■ **Directions**
Keyword search on "segment": report each line of the records that contains it.

(Data items)
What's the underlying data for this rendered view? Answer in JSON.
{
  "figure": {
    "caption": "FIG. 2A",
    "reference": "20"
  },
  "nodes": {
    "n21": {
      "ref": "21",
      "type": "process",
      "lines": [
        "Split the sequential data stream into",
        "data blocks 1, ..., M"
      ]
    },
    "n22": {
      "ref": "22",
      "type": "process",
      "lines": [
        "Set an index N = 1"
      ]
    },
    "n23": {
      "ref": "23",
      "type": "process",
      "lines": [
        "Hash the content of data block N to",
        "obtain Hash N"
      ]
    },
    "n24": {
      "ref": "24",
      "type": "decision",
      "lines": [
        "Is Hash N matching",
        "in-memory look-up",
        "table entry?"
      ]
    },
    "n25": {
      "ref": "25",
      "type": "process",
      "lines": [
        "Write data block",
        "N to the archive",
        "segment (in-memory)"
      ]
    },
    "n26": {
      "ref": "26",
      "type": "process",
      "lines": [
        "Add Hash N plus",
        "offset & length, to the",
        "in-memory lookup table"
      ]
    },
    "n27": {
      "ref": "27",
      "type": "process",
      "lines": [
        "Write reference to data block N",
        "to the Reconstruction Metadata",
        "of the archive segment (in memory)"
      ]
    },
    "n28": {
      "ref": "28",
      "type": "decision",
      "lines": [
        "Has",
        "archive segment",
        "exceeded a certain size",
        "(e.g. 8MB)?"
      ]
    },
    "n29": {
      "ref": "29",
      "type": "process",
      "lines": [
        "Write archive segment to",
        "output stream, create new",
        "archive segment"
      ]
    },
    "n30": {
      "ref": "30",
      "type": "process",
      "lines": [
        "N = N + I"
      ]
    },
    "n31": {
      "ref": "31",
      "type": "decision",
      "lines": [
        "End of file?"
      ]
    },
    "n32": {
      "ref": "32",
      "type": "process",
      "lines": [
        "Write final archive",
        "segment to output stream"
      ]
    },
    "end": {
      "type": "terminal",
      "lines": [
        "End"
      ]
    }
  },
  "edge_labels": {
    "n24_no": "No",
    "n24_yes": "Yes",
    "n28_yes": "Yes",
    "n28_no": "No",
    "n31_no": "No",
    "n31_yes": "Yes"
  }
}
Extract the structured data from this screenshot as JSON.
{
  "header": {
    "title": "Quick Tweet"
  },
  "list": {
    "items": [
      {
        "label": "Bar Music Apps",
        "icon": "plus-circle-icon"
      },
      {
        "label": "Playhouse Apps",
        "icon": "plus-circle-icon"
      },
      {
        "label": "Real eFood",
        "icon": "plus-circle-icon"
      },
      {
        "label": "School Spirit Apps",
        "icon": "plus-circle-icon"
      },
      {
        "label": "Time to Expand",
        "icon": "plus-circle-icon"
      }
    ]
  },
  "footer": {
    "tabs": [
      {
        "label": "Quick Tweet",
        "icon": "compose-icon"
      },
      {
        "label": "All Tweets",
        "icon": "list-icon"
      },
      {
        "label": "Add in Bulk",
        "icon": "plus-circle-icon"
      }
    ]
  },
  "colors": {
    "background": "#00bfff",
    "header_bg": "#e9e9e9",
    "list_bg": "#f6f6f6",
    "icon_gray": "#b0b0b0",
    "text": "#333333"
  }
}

■ **Written solution**
        "segment (in-memory)"
        "of the archive segment (in memory)"
        "archive segment",
        "Write archive segment to",
        "archive segment"
        "segment to output stream"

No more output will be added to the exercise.